I had a long, tear-filled talk with one of my best friends tonight. We were catching up on our lives: her’s up north, my new one here in the south, and things started off light (They always do.). Soon, we got into deeper waters, and the tears were rolling. I wasn’t sad, per say, but sometimes you just need to cry out all the emotions you’re feeling: exhaustion, frustration, anger, distress. But one thing I wanted to emphasize was how I didn’t feel sad.
I’ve gotten the question so many times since I’ve moved to Florida: “…but aren’t you lonely?” Truth be told, yes, I do get lonely at times. Mainly, when people ask me this question. But it’s not because I’m brooding over all that remains in Pittsburgh. No, I feel lonely, rather, because of the stigma that word contains. I feel saddened by how the word rolls off of the tongues of those who associate being alone with being miserable.
Right now, I’m sitting alone in my dark apartment, listening to the passing cars, wailing ambulances, and hum of the city nightlife, and yes, I do feel a bit lonely. I miss the quiet little suburb I grew up in. I miss being able to walk down the street and greet all my neighbors whom I’ve known since childhood. I miss the corner deli I could walk to and get a little snack on the way home from school. But I mostly miss my family and friends. The thing is: I really only get these thoughts when I’ve been provoked. I’m perfectly content with living alone. I don’t have to be home at any certain time. If I want to eat an entire box of Girl Scout cookies for dinner, I can. I can leave my piles of laundry on my couch for a week and a half and nobody is there to tell me to clean it up. I don’t have to cook for anyone or clean for anyone, and it’s blissful.
I’m not a particularly social person (Funny, coming from a girl who’s profession is to improve communication in others…). I’m kind of a happy medium between introspective and moderately outgoing. I can be social when I want to be, but I love my space.

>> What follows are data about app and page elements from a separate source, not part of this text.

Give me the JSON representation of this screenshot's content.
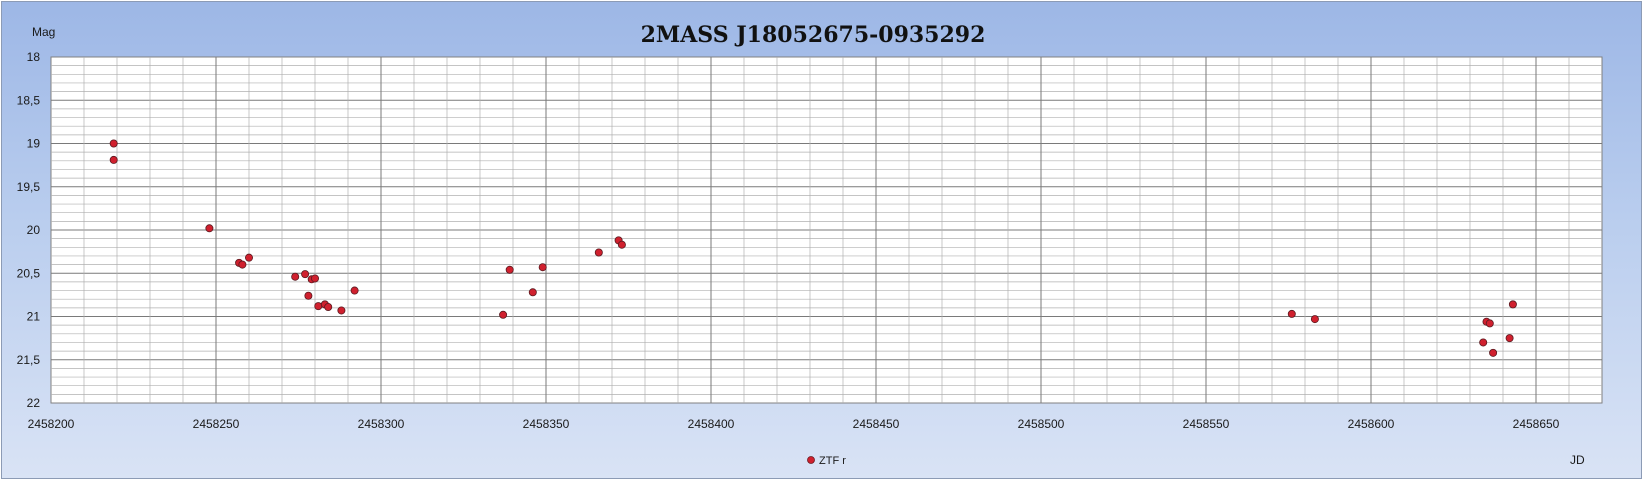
{
  "chart_data": {
    "type": "scatter",
    "title": "2MASS J18052675-0935292",
    "ylabel": "Mag",
    "xlabel": "JD",
    "x_ticks": [
      2458200,
      2458250,
      2458300,
      2458350,
      2458400,
      2458450,
      2458500,
      2458550,
      2458600,
      2458650
    ],
    "y_ticks": [
      "18",
      "18,5",
      "19",
      "19,5",
      "20",
      "20,5",
      "21",
      "21,5",
      "22"
    ],
    "xlim": [
      2458200,
      2458670
    ],
    "ylim": [
      18,
      22
    ],
    "y_inverted": true,
    "grid": true,
    "legend_position": "bottom-center",
    "series": [
      {
        "name": "ZTF r",
        "color": "#d0202e",
        "points": [
          [
            2458219,
            19.0
          ],
          [
            2458219,
            19.19
          ],
          [
            2458248,
            19.98
          ],
          [
            2458257,
            20.38
          ],
          [
            2458258,
            20.4
          ],
          [
            2458260,
            20.32
          ],
          [
            2458274,
            20.54
          ],
          [
            2458277,
            20.51
          ],
          [
            2458278,
            20.76
          ],
          [
            2458279,
            20.57
          ],
          [
            2458280,
            20.56
          ],
          [
            2458281,
            20.88
          ],
          [
            2458283,
            20.86
          ],
          [
            2458284,
            20.89
          ],
          [
            2458288,
            20.93
          ],
          [
            2458292,
            20.7
          ],
          [
            2458337,
            20.98
          ],
          [
            2458339,
            20.46
          ],
          [
            2458346,
            20.72
          ],
          [
            2458349,
            20.43
          ],
          [
            2458366,
            20.26
          ],
          [
            2458372,
            20.12
          ],
          [
            2458373,
            20.17
          ],
          [
            2458576,
            20.97
          ],
          [
            2458583,
            21.03
          ],
          [
            2458634,
            21.3
          ],
          [
            2458635,
            21.06
          ],
          [
            2458636,
            21.08
          ],
          [
            2458637,
            21.42
          ],
          [
            2458642,
            21.25
          ],
          [
            2458643,
            20.86
          ]
        ]
      }
    ]
  }
}
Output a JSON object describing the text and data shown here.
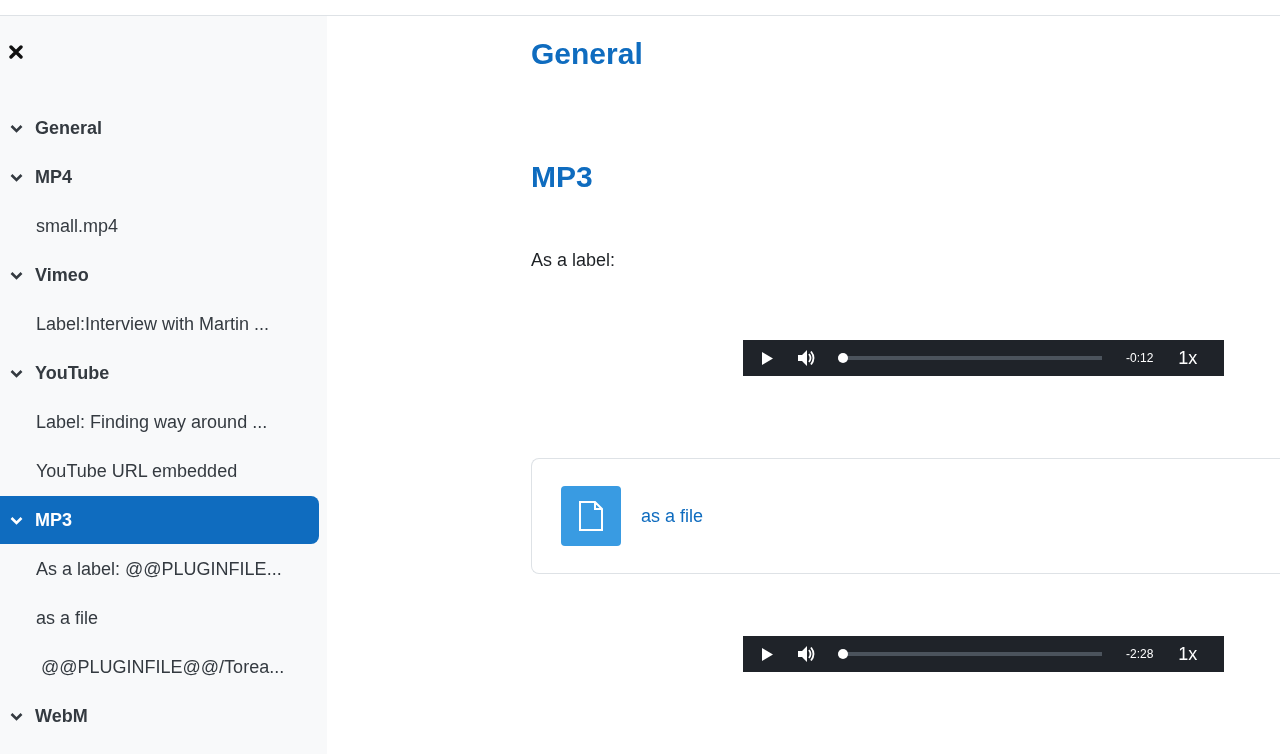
{
  "sidebar": {
    "sections": [
      {
        "title": "General",
        "expanded": true,
        "selected": false
      },
      {
        "title": "MP4",
        "expanded": true,
        "selected": false,
        "children": [
          {
            "label": "small.mp4"
          }
        ]
      },
      {
        "title": "Vimeo",
        "expanded": true,
        "selected": false,
        "children": [
          {
            "label": "Label:Interview with Martin ..."
          }
        ]
      },
      {
        "title": "YouTube",
        "expanded": true,
        "selected": false,
        "children": [
          {
            "label": "Label: Finding way around ..."
          },
          {
            "label": "YouTube URL embedded"
          }
        ]
      },
      {
        "title": "MP3",
        "expanded": true,
        "selected": true,
        "children": [
          {
            "label": "As a label: @@PLUGINFILE..."
          },
          {
            "label": "as a file"
          },
          {
            "label": " @@PLUGINFILE@@/Torea..."
          }
        ]
      },
      {
        "title": "WebM",
        "expanded": true,
        "selected": false
      }
    ]
  },
  "content": [
    {
      "kind": "heading",
      "text": "General"
    },
    {
      "kind": "heading",
      "text": "MP3"
    },
    {
      "kind": "text",
      "text": "As a label:"
    },
    {
      "kind": "player",
      "time": "-0:12",
      "speed": "1x",
      "level": 0
    },
    {
      "kind": "file",
      "text": "as a file"
    },
    {
      "kind": "player",
      "time": "-2:28",
      "speed": "1x",
      "level": 0
    }
  ]
}
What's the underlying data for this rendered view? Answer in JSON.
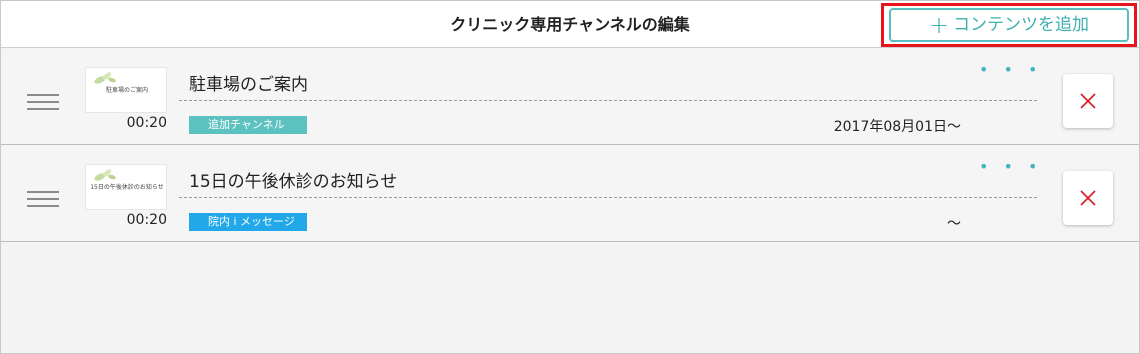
{
  "header": {
    "title": "クリニック専用チャンネルの編集",
    "add_button_label": "コンテンツを追加",
    "add_button_icon": "plus-icon"
  },
  "items": [
    {
      "thumbnail_text": "駐車場のご案内",
      "duration": "00:20",
      "title": "駐車場のご案内",
      "menu_icon": "more-dots-icon",
      "tag": "追加チャンネル",
      "tag_color": "#5cc2c0",
      "date": "2017年08月01日〜",
      "delete_icon": "close-icon"
    },
    {
      "thumbnail_text": "15日の午後休診のお知らせ",
      "duration": "00:20",
      "title": "15日の午後休診のお知らせ",
      "menu_icon": "more-dots-icon",
      "tag": "院内 i メッセージ",
      "tag_color": "#22a7e8",
      "date": "〜",
      "delete_icon": "close-icon"
    }
  ],
  "colors": {
    "accent": "#45b5c0",
    "highlight": "#e8141b",
    "delete": "#d9232b"
  }
}
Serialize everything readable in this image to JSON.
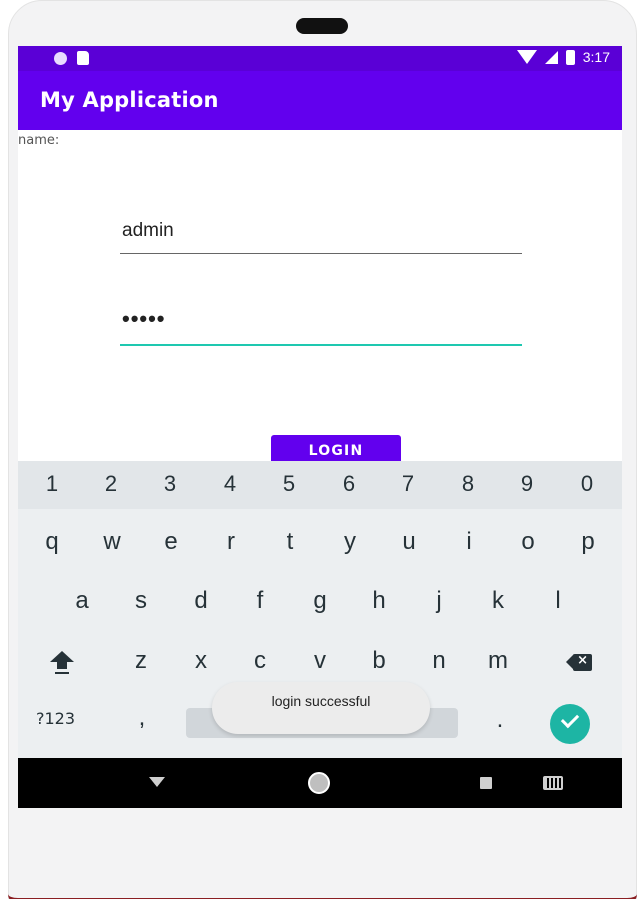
{
  "colors": {
    "primary": "#6200ee",
    "status_bar": "#5a00d6",
    "accent": "#1ec8b0"
  },
  "status_bar": {
    "time": "3:17",
    "icons": [
      "dot-icon",
      "sd-card-icon",
      "wifi-icon",
      "signal-icon",
      "battery-icon"
    ]
  },
  "app_bar": {
    "title": "My Application"
  },
  "form": {
    "name_label": "name:",
    "username_value": "admin",
    "password_value": "•••••",
    "login_label": "LOGIN"
  },
  "keyboard": {
    "number_row": [
      "1",
      "2",
      "3",
      "4",
      "5",
      "6",
      "7",
      "8",
      "9",
      "0"
    ],
    "row1": [
      "q",
      "w",
      "e",
      "r",
      "t",
      "y",
      "u",
      "i",
      "o",
      "p"
    ],
    "row2": [
      "a",
      "s",
      "d",
      "f",
      "g",
      "h",
      "j",
      "k",
      "l"
    ],
    "row3": [
      "z",
      "x",
      "c",
      "v",
      "b",
      "n",
      "m"
    ],
    "symbols_label": "?123",
    "comma": ",",
    "period": "."
  },
  "toast": {
    "message": "login successful"
  },
  "nav_bar": {
    "icons": [
      "back-icon",
      "home-icon",
      "recents-icon",
      "keyboard-switch-icon"
    ]
  }
}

I think this is a hard concept for people to grasp. Most people I know are drawn to social situations. They crave human connections. I wouldn’t say I crave them, but it’s nice to be around people now and then.
There is a joke one of my SLP friends introduced to me: “what’s your autism?” (As SLPs, we all seem to have some sort of quirk about us.) Maybe this is mine. Maybe my “autism” is that I prefer solitude. Really, I shouldn’t have to justify, but if this is how I can get others to understand me, so be it. I don’t want to have to justify why I spent my entire spring break alone, running errands, tending to my mini-garden, and watching Netflix. Because it made me happy. I shouldn’t have to justify why I would rather spend my Friday nights curled up with a good book than out downing beer after beer and eating greasy, fried foods that only make me feel Saturday morning regret in a too-loud, smoky bar. Because it makes me happy. And I certainly shouldn’t have to justify that moving to Florida was one of the scariest and most liberating choices I’ve made in my entire life, because I have nobody looking over my shoulder, concerned with whether or not I make friends. Because I like being alone.
If I want to be alone, and that’s truly what I want, why should it be anyone else’s business?